AUGUSTA — A bill to bring universal sick leave to all Mainers is moving forward.
LD 1159, “An Act to Support Healthy Workplaces and Healthy Families by Providing Paid Sick Leave to Certain Employees,” was sponsored by state Sen. Rebecca Millett, D-Cape Elizabeth. It received initial approval from the Legislature’s Labor, Commerce, Research and Economic Development Committee.
The panel’s 5-4 vote fell along party lines: five Democrats to four Republicans. Four absent committee members — two from each party — were expected to cast their votes on the bill at a later date.
It would require employers to let workers accumulate one hour of sick time for every 30 hours worked.
Employees could use the sick time to care for themselves or a family member without fear of recrimination. The bill calls also for time off to look after a victim of sexual or domestic abuse.
A company’s size would determine if the sick leave is paid or not. Companies with 50 or more employees would be required to offer paid sick leave, while companies with fewer than 50 employees would be required to offer sick leave without pay.

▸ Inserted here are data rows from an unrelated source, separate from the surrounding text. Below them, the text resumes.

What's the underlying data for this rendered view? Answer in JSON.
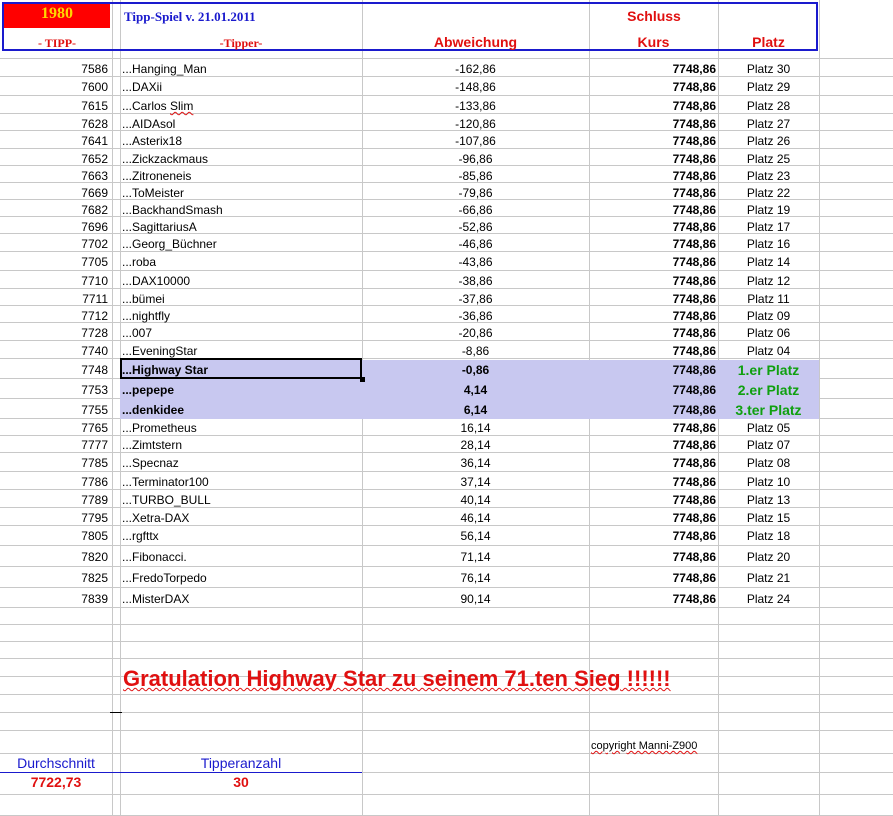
{
  "header": {
    "year": "1980",
    "title": "Tipp-Spiel v. 21.01.2011",
    "schluss": "Schluss",
    "col_tipp": "- TIPP-",
    "col_tipper": "-Tipper-",
    "col_abweichung": "Abweichung",
    "col_kurs": "Kurs",
    "col_platz": "Platz"
  },
  "rows": [
    {
      "tipp": "7586",
      "name": "...Hanging_Man",
      "abw": "-162,86",
      "kurs": "7748,86",
      "platz": "Platz 30"
    },
    {
      "tipp": "7600",
      "name": "...DAXii",
      "abw": "-148,86",
      "kurs": "7748,86",
      "platz": "Platz 29"
    },
    {
      "tipp": "7615",
      "name": "...Carlos Slim",
      "abw": "-133,86",
      "kurs": "7748,86",
      "platz": "Platz 28"
    },
    {
      "tipp": "7628",
      "name": "...AIDAsol",
      "abw": "-120,86",
      "kurs": "7748,86",
      "platz": "Platz 27"
    },
    {
      "tipp": "7641",
      "name": "...Asterix18",
      "abw": "-107,86",
      "kurs": "7748,86",
      "platz": "Platz 26"
    },
    {
      "tipp": "7652",
      "name": "...Zickzackmaus",
      "abw": "-96,86",
      "kurs": "7748,86",
      "platz": "Platz 25"
    },
    {
      "tipp": "7663",
      "name": "...Zitroneneis",
      "abw": "-85,86",
      "kurs": "7748,86",
      "platz": "Platz 23"
    },
    {
      "tipp": "7669",
      "name": "...ToMeister",
      "abw": "-79,86",
      "kurs": "7748,86",
      "platz": "Platz 22"
    },
    {
      "tipp": "7682",
      "name": "...BackhandSmash",
      "abw": "-66,86",
      "kurs": "7748,86",
      "platz": "Platz 19"
    },
    {
      "tipp": "7696",
      "name": "...SagittariusA",
      "abw": "-52,86",
      "kurs": "7748,86",
      "platz": "Platz 17"
    },
    {
      "tipp": "7702",
      "name": "...Georg_Büchner",
      "abw": "-46,86",
      "kurs": "7748,86",
      "platz": "Platz 16"
    },
    {
      "tipp": "7705",
      "name": "...roba",
      "abw": "-43,86",
      "kurs": "7748,86",
      "platz": "Platz 14"
    },
    {
      "tipp": "7710",
      "name": "...DAX10000",
      "abw": "-38,86",
      "kurs": "7748,86",
      "platz": "Platz 12"
    },
    {
      "tipp": "7711",
      "name": "...bümei",
      "abw": "-37,86",
      "kurs": "7748,86",
      "platz": "Platz 11"
    },
    {
      "tipp": "7712",
      "name": "...nightfly",
      "abw": "-36,86",
      "kurs": "7748,86",
      "platz": "Platz 09"
    },
    {
      "tipp": "7728",
      "name": "...007",
      "abw": "-20,86",
      "kurs": "7748,86",
      "platz": "Platz 06"
    },
    {
      "tipp": "7740",
      "name": "...EveningStar",
      "abw": "-8,86",
      "kurs": "7748,86",
      "platz": "Platz 04"
    },
    {
      "tipp": "7748",
      "name": "...Highway Star",
      "abw": "-0,86",
      "kurs": "7748,86",
      "platz": "1.er Platz",
      "winner": true
    },
    {
      "tipp": "7753",
      "name": "...pepepe",
      "abw": "4,14",
      "kurs": "7748,86",
      "platz": "2.er Platz",
      "winner": true
    },
    {
      "tipp": "7755",
      "name": "...denkidee",
      "abw": "6,14",
      "kurs": "7748,86",
      "platz": "3.ter Platz",
      "winner": true
    },
    {
      "tipp": "7765",
      "name": "...Prometheus",
      "abw": "16,14",
      "kurs": "7748,86",
      "platz": "Platz 05"
    },
    {
      "tipp": "7777",
      "name": "...Zimtstern",
      "abw": "28,14",
      "kurs": "7748,86",
      "platz": "Platz 07"
    },
    {
      "tipp": "7785",
      "name": "...Specnaz",
      "abw": "36,14",
      "kurs": "7748,86",
      "platz": "Platz 08"
    },
    {
      "tipp": "7786",
      "name": "...Terminator100",
      "abw": "37,14",
      "kurs": "7748,86",
      "platz": "Platz 10"
    },
    {
      "tipp": "7789",
      "name": "...TURBO_BULL",
      "abw": "40,14",
      "kurs": "7748,86",
      "platz": "Platz 13"
    },
    {
      "tipp": "7795",
      "name": "...Xetra-DAX",
      "abw": "46,14",
      "kurs": "7748,86",
      "platz": "Platz 15"
    },
    {
      "tipp": "7805",
      "name": "...rgfttx",
      "abw": "56,14",
      "kurs": "7748,86",
      "platz": "Platz 18"
    },
    {
      "tipp": "7820",
      "name": "...Fibonacci.",
      "abw": "71,14",
      "kurs": "7748,86",
      "platz": "Platz 20"
    },
    {
      "tipp": "7825",
      "name": "...FredoTorpedo",
      "abw": "76,14",
      "kurs": "7748,86",
      "platz": "Platz 21"
    },
    {
      "tipp": "7839",
      "name": "...MisterDAX",
      "abw": "90,14",
      "kurs": "7748,86",
      "platz": "Platz 24"
    }
  ],
  "footer": {
    "congrats": "Gratulation Highway Star  zu seinem 71.ten Sieg !!!!!!",
    "copyright": "copyright Manni-Z900",
    "durchschnitt_label": "Durchschnitt",
    "durchschnitt_value": "7722,73",
    "tipperanzahl_label": "Tipperanzahl",
    "tipperanzahl_value": "30"
  },
  "colors": {
    "accent_blue": "#1a1acd",
    "red": "#e01010",
    "green": "#10a010",
    "highlight": "#c8c8f0"
  }
}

“Illness is a fact of life, and the United States is one of the only advanced countries in the world that doesn’t guarantee workers the ability to take time off to care for themselves or their families when they get sick,” Millett said in a prepared statement. “Working while sick is bad for the individual, the workplace and the community. This bill corrects a longtime workplace injustice, and I’m grateful to the majority of the committee who supported it.”
Eliza Townsend of the Maine Women’s Lobby, Lois Kilby-Chesley of the Maine Education Association and Matt Schlobohm of the Maine AFL-CIO testified in support of the bill.
But when the bill was introduced in March, Peter Gore, Maine Chamber of Commerce vice president of government relations, said a state law already allows for paid sick time.
Gore said in the early 2000s lawmakers enacted a bill allowing paid sick leave that could be used for several purposes by an employee, including for personal or family illness.
LD 1159 now heads to the full Senate for a vote.